By Jack Phillips
Apple Inc. on Tuesday unveiled its iPhone 15 and announced that its latest device will ditch Apple’s Lightning connector to the more common USB-C standard, which is universal.
In the Cupertino, California, event, Apple showed videos of the USB-C charger being used and the iPhone’s upgraded charging port. An Apple narrator of one of the videos announced the switch: “We’re bringing USB-C to iPhone 15.”
Apple appeared to market the change as a way to also charge iPhones, MacBook pros, and other Apple products.
However, reports have said that Apple switched to USB-C to comply with a new European Union regulation that requires the manufacturers of electronic devices to switch to the standard by 2024, according to a news release from the bloc.
“This means that in 2024, a USB-C port will become mandatory for a whole range of electronic devices such as mobile phones, tablets, and headphones. It will no longer be necessary to buy a different charger every time you purchase a new mobile phone or similar device: all of them can be recharged using the same charger,” the EU release last year said.
In making the cables “mandatory,” the EU release said that “a common charger will improve consumer convenience by harmonizing charging interfaces … and will significantly reduce electronic waste.”
Introduced in 2014, USB-C chargers have been used for a variety of different devices, including many Android and Samsung phones, newer laptops, Beats headphones, Macbook Pro laptops, and more.
Apple said it also updated the latest iPhone’s camera system.
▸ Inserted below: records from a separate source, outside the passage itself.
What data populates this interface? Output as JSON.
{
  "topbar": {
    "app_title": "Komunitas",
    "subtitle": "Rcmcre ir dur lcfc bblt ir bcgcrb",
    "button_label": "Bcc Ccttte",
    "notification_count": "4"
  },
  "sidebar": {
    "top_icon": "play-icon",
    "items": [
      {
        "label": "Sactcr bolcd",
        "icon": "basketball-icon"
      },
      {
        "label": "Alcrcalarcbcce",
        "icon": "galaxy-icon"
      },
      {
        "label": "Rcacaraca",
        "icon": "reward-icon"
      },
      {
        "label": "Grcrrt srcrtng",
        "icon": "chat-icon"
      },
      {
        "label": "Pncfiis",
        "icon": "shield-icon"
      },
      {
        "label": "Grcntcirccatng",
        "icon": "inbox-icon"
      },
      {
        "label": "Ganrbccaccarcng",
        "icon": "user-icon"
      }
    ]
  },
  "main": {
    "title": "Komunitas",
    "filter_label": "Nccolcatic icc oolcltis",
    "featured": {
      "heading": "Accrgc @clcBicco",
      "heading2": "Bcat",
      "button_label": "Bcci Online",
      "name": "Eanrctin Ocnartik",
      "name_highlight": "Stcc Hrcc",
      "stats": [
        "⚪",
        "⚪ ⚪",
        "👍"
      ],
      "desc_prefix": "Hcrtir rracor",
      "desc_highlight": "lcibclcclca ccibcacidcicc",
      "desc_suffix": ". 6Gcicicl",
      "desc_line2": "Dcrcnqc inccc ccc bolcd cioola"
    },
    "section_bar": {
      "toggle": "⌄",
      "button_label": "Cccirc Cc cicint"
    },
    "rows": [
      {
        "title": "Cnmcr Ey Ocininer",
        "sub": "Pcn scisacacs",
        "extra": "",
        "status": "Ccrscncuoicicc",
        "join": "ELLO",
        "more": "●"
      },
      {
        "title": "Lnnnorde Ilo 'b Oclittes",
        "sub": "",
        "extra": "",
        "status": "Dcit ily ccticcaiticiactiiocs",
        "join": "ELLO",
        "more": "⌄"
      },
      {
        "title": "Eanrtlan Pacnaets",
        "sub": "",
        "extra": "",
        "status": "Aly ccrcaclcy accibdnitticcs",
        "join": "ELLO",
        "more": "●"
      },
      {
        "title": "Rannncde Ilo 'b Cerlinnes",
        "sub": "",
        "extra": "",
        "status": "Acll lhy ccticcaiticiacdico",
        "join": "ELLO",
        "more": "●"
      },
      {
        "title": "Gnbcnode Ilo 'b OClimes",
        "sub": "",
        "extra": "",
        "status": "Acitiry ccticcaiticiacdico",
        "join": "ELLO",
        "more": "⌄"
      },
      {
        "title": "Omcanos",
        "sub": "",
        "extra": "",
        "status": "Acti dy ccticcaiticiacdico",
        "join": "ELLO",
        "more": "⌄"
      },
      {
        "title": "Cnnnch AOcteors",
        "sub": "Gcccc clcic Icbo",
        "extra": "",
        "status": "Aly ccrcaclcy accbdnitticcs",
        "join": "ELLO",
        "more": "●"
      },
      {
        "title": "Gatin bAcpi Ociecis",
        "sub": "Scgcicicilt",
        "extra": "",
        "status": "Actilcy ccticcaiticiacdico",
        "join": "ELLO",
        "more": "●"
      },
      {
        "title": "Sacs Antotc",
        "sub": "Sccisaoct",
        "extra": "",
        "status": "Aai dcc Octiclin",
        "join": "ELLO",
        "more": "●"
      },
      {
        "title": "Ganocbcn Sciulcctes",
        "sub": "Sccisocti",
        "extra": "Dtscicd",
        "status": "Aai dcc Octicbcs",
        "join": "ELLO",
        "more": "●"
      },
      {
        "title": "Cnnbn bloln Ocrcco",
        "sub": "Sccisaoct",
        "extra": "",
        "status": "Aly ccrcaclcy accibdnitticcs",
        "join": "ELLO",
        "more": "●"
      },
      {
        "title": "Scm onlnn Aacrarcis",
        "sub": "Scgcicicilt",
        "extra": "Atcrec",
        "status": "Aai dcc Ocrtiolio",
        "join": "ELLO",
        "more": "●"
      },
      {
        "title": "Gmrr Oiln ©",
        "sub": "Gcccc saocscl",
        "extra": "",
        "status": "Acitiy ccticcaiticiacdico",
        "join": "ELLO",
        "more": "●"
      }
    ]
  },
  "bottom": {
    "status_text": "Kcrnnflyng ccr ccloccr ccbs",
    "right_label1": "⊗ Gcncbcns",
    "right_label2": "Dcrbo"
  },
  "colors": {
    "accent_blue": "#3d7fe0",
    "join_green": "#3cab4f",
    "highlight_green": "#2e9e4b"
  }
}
The base iPhone 15 rear camera system will include a 48-megapixel main sensor.
Pre-orders for the iPhone 15 start Friday, Sept. 15, and devices will be shipping out a week after that, according to the company. The iPhone 15 starts from $799, while the iPhone 15 Plus will cost $899, according to reports.
The event at Apple’s Cupertino, California, headquarters comes amid a global smartphone slump and lingering economic uncertainty, namely in China. Apple’s third-largest market where it faces challenges from expanded restrictions on using its iPhones in Chinese Communist Party offices and the first new flagship phone in several years from Huawei Technologies.
Apple was expected to increase the average price per phone sold to boost its revenue, but the question is whether it does that by raising prices across the board or just on premium versions. The global smartphone market has slumped from shipping 294.5 million total phones to 268 million in the second quarter, but Apple’s shipments declined the least of any major smartphone maker, dropping from 46.5 million phones to 45.3 million, according to data from Counterpoint Research.
“The truth of the matter is, we’re in a very down smartphone market,” said Bob O’Donnell, head of TECHnalysis Research.
The tech giant has also been in the midst of a slump that has seen its sales drop in three consecutive quarters. Apple’s stock price has dipped by nearly 10 percent since mid-July, dropping the company’s market value below the $3 trillion threshold it reached for the first time earlier this summer.
Apple also debuted a new Series 9 Watch with a more powerful processor on Tuesday and also introduced a new feature to the Series 9 watches called “double tap” where users tap their thumb and finger together twice, without touching the watch, in order to perform tasks like answering a phone call.
It uses machine learning to detect tiny changes in blood flow when the user taps their fingers together, freeing up the other hand for other tasks like walking a dog or holding a cup of coffee, said Apple Chief Operating Officer Jeff Williams.
Meanwhile, the arrival of the new iPhones also sets the stage for the next version of the software that powers the device. That operating system, iOS 17, will be available as a free download to previous generations later this month and will include new features such as the ability to read a transcription of a message being left on an unanswered call in real-time with an option of deciding to talk to the person on the line before the voicemail is finished.
Several days ago, Apple also confirmed that it released an emergency security update for a range of its devices, including iPhones, after a dangerous form of malware was discovered by a third-party researcher.
It came after the Pegasus spyware created by Israel-based NSO Group was found in iPads and iPhones. Researchers with the University of Toronto’s Citizen Lab said in a post Thursday they found Pegasus on an Apple device of an employee of a Washington-based civil society group. Few details were provided.
“We attribute the exploit to NSO Group’s Pegasus spyware with high confidence, based on forensics we have from the target device,” said Bill Marczak, senior researcher at Citizen Lab, the third-party group that is based at the University of Toronto’s Munk School of Global Affairs and Public Policy, according to Reuters.
Reuters and The Associated Press contributed to this report.